For many businesses, January means preparing the previous year’s documents, invoices and receipts for tax filing.
It’s important to understand any tax changes that may impact your business this year. As a new administration transitions into the White House, the potential for volatility in the realm of tax policy is high.
First and foremost, there are some changes to filing deadlines that business owners need to be aware of. C-Corp filing dates will be pushed back, while Partnerships’, LLCs’ and S-Corps’ filing deadlines are moving up.
The due dates for C-Corporations (Form 1120) were pushed back a month from March 15 to April 15. Likewise, the due dates for Partnerships (Form 1065) and S-Corporations (Form 1120-S) were pushed forward from April 15 to March 15. Make sure you’re aware of your filing deadlines and whether or not they’ve changed.
Small business owners who miss their deadlines will have to request an extension from the IRS and make any estimated payments if they expect they owe money. Any money owed to the IRS is still due on tax day even if an extension is granted.
The PATH Act made Section 179 expensing permanent and added items like off-the-shelf computer software to the list of qualifying property. Instead of using regular depreciation, which would allow small deductions over a period of five years, your business can take the full [cost of qualifying equipment] in the first year, as long as it is placed into service in the same tax year and is used more than 50 percent of the time for business. The extension applies to both used and new equipment.
Bonus depreciation, a tax break that allows businesses to deduct 50 percent of the costs for new capital equipment when it’s purchased, will survive through 2019. However, the percentage that can be deducted will decrease each year until bonus depreciation finally phases out under the PATH Act. This will gradually diminish each year until it expires. The 50 percent deduction will remain in 2017, but will decrease to 40 percent in 2018. A subsequent 10 percent decrease will reduce the deduction to just 30 percent in 2019, and bonus depreciation will expire without any additional Congressional action by 2020.
In addition, the bonus depreciation will apply to certain trees; vines and plants bearing fruits and nuts that are planted or grafted before January 1, 2020.
Work Opportunity Tax Credit
Another important extension is the Work Opportunity Tax Credit. Employers may elect to claim a WOTC for a percentage of first-year wages, generally up to $6,000 of wages per employee, for hiring workers from a targeted group. First-year wages are wages paid during the tax year for work performed during the one-year period beginning on the date the target-group member begins work for the employer.
Which incentivizes employers to hire certain long-term unemployed individuals, including military veterans. The credit was extended by the PATH Act through 2019.
- Generally, the credit is 40% of first-year wages (not exceeding $6,000), for a maximum credit of $2,400 (0.4 x $6,000).
- The credit is reduced to 25% for employees who have completed at least 120 hours but fewer than 400 hours of service for the employer. No credit is allowed for an employee who has worked fewer than 120 hours.

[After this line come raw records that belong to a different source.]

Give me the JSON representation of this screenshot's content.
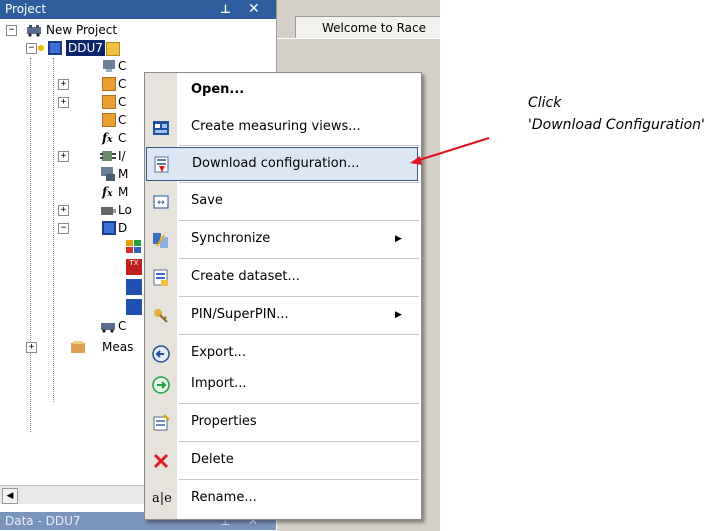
{
  "project_pane": {
    "title": "Project",
    "pin_glyph": "ᵽ",
    "close_glyph": "✕",
    "tree": {
      "root": "New Project",
      "selected": "DDU7",
      "children": [
        {
          "label": "C",
          "icon": "ecu-icon"
        },
        {
          "label": "C",
          "icon": "folder-icon"
        },
        {
          "label": "C",
          "icon": "folder-icon"
        },
        {
          "label": "C",
          "icon": "folder-icon"
        },
        {
          "label": "C",
          "icon": "function-icon"
        },
        {
          "label": "I/",
          "icon": "io-icon"
        },
        {
          "label": "M",
          "icon": "measure-icon"
        },
        {
          "label": "M",
          "icon": "function-icon"
        },
        {
          "label": "Lo",
          "icon": "logger-icon"
        },
        {
          "label": "D",
          "icon": "display-icon"
        },
        {
          "label": "",
          "icon": "colorful-icon"
        },
        {
          "label": "",
          "icon": "tx-icon"
        },
        {
          "label": "",
          "icon": "blue-icon"
        },
        {
          "label": "",
          "icon": "blue-icon"
        },
        {
          "label": "C",
          "icon": "gear-icon"
        }
      ],
      "last_item": "Meas"
    }
  },
  "data_pane": {
    "title": "Data - DDU7",
    "pin_glyph": "ᵽ",
    "close_glyph": "✕"
  },
  "doc_tab": {
    "label": "Welcome to Race"
  },
  "context_menu": {
    "items": [
      {
        "label": "Open...",
        "icon": "",
        "bold": true
      },
      {
        "label": "Create measuring views...",
        "icon": "views-icon"
      },
      {
        "label": "Download configuration...",
        "icon": "download-icon",
        "highlighted": true
      },
      {
        "label": "Save",
        "icon": "save-icon"
      },
      {
        "label": "Synchronize",
        "icon": "sync-icon",
        "submenu": true
      },
      {
        "label": "Create dataset...",
        "icon": "dataset-icon"
      },
      {
        "label": "PIN/SuperPIN...",
        "icon": "key-icon",
        "submenu": true
      },
      {
        "label": "Export...",
        "icon": "export-icon"
      },
      {
        "label": "Import...",
        "icon": "import-icon"
      },
      {
        "label": "Properties",
        "icon": "properties-icon"
      },
      {
        "label": "Delete",
        "icon": "delete-icon"
      },
      {
        "label": "Rename...",
        "icon": "rename-icon"
      }
    ]
  },
  "annotation": {
    "line1": "Click",
    "line2": "'Download Configuration'",
    "arrow_color": "#e0141e"
  },
  "colors": {
    "pane_header": "#2f5e9e",
    "selected_item": "#0a246a",
    "menu_highlight": "#dde6f4",
    "menu_gutter": "#e6e3dc"
  }
}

- The legislation also added qualified long-term unemployment recipients to the list of targeted groups, effective for employees beginning work after December 31, 2015.
Research and Development Tax Credit

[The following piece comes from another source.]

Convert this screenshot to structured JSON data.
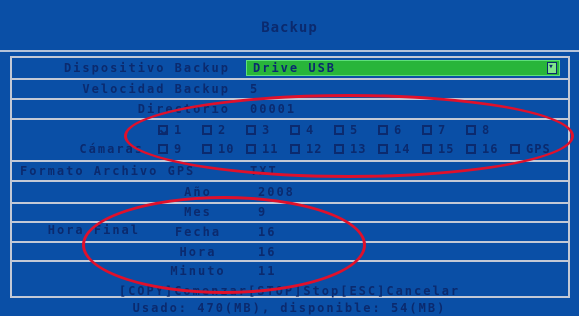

After 21 consecutive years of extending the research credit year by year, the PATH Act made it permanent and made the following modifications to the research credit:

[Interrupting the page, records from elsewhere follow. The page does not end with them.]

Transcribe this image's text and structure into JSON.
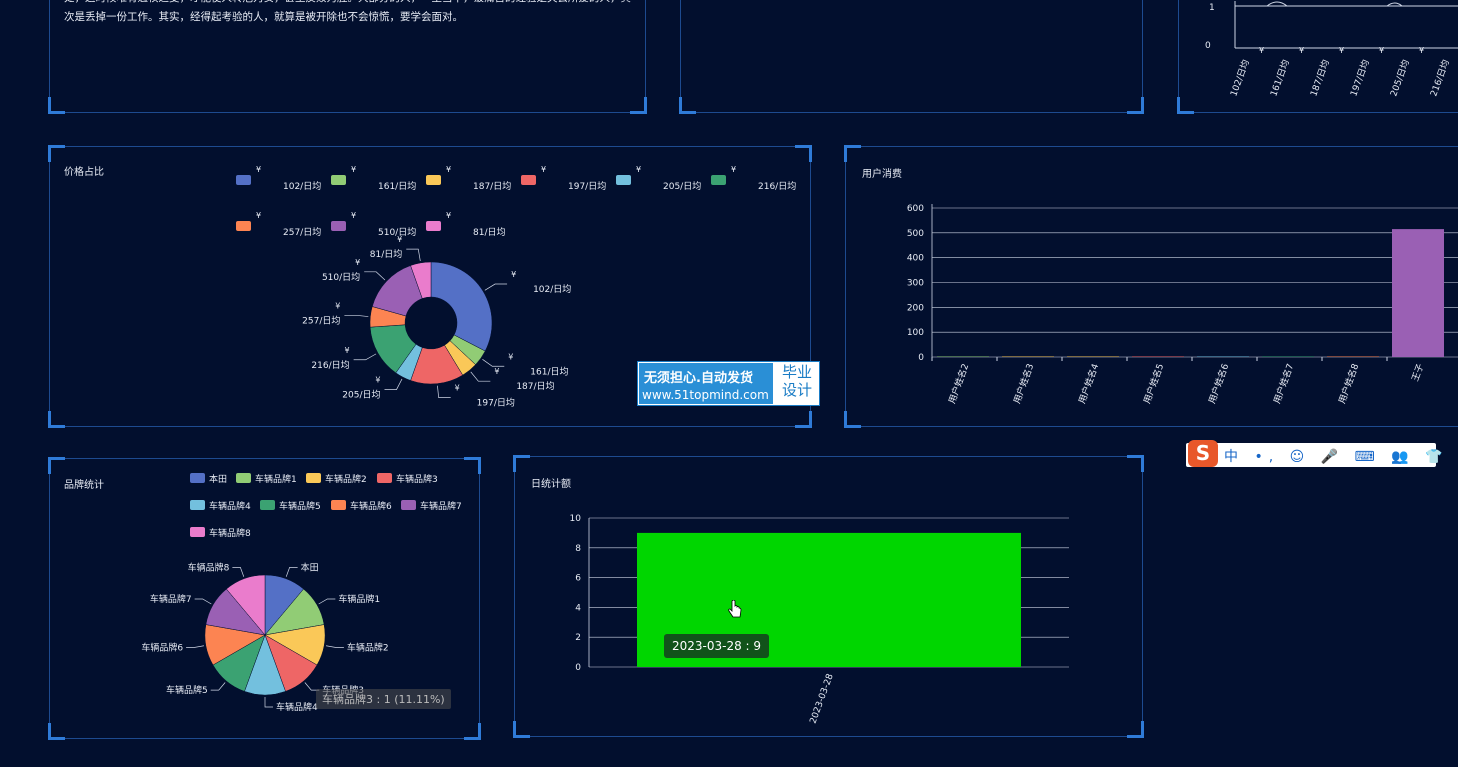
{
  "intro_panel": {
    "text": "处，这时候唯有通权达变，才能使人转危为安，甚至反败为胜。大部分的人，一生当中，最痛苦的经验是失去所爱的人，其次是丢掉一份工作。其实，经得起考验的人，就算是被开除也不会惊慌，要学会面对。"
  },
  "top_right_chart": {
    "yticks": [
      "1",
      "0"
    ],
    "xticks": [
      "102/日均",
      "161/日均",
      "187/日均",
      "197/日均",
      "205/日均",
      "216/日均"
    ],
    "currency": "¥"
  },
  "price_panel": {
    "title": "价格占比",
    "chart_data": {
      "type": "pie",
      "variant": "donut",
      "currency_symbol": "¥",
      "categories": [
        "102/日均",
        "161/日均",
        "187/日均",
        "197/日均",
        "205/日均",
        "216/日均",
        "257/日均",
        "510/日均",
        "81/日均"
      ],
      "values": [
        30,
        4,
        4,
        13,
        4,
        13,
        5,
        14,
        5
      ],
      "colors": [
        "#5470c6",
        "#91cc75",
        "#fac858",
        "#ee6666",
        "#73c0de",
        "#3ba272",
        "#fc8452",
        "#9a60b4",
        "#ea7ccc"
      ]
    }
  },
  "user_panel": {
    "title": "用户消费",
    "chart_data": {
      "type": "bar",
      "categories": [
        "用户姓名2",
        "用户姓名3",
        "用户姓名4",
        "用户姓名5",
        "用户姓名6",
        "用户姓名7",
        "用户姓名8",
        "王子"
      ],
      "values": [
        2,
        2,
        2,
        2,
        2,
        2,
        2,
        515
      ],
      "colors": [
        "#91cc75",
        "#fac858",
        "#fac858",
        "#ee6666",
        "#73c0de",
        "#3ba272",
        "#fc8452",
        "#9a60b4"
      ],
      "ylim": [
        0,
        600
      ],
      "yticks": [
        0,
        100,
        200,
        300,
        400,
        500,
        600
      ]
    }
  },
  "brand_panel": {
    "title": "品牌统计",
    "tooltip": "车辆品牌3 : 1 (11.11%)",
    "chart_data": {
      "type": "pie",
      "categories": [
        "本田",
        "车辆品牌1",
        "车辆品牌2",
        "车辆品牌3",
        "车辆品牌4",
        "车辆品牌5",
        "车辆品牌6",
        "车辆品牌7",
        "车辆品牌8"
      ],
      "values": [
        1,
        1,
        1,
        1,
        1,
        1,
        1,
        1,
        1
      ],
      "colors": [
        "#5470c6",
        "#91cc75",
        "#fac858",
        "#ee6666",
        "#73c0de",
        "#3ba272",
        "#fc8452",
        "#9a60b4",
        "#ea7ccc"
      ]
    }
  },
  "daily_panel": {
    "title": "日统计额",
    "tooltip": "2023-03-28 : 9",
    "chart_data": {
      "type": "bar",
      "categories": [
        "2023-03-28"
      ],
      "values": [
        9
      ],
      "color": "#00d600",
      "ylim": [
        0,
        10
      ],
      "yticks": [
        0,
        2,
        4,
        6,
        8,
        10
      ]
    }
  },
  "watermark": {
    "line1": "无须担心.自动发货",
    "line2": "www.51topmind.com",
    "side1": "毕业",
    "side2": "设计"
  },
  "ime_toolbar": {
    "logo": "S",
    "items": "中 •, ☺ 🎤 ⌨ 👥 👕 简 ▦"
  }
}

- For years after December 31, 2015, small businesses (average of $50 million or less in gross receipts in the prior three years) can claim the credit against the alternative minimum tax.
- For years after December 31, 2015, small businesses (less than $5 million in gross receipts for the year the credit is being claimed and no gross receipts in the prior five years) can claim up to $250,000 per year of the credit against their employer FICA tax liability. Effectively, this provision is for start-ups.
Social Security Taxes
The Social Security Administration announced this year that it would raise the cap on taxable income subject to the combined 7.65 percent tax rate for Social Security and Medicare from $118,500 to $127,200. For those who are self-employed, the employer match requirement means they will ultimately pay a tax of 15.3 percent on the first $127,200 of income they earn.
The maximum amount of Social Security tax a taxpayer could pay will therefore increase from $7,347 in 2016 to $7,886.40 in 2017. Note that self-employed persons pay both the taxpayer amount and an equal amount in the form of the employer match.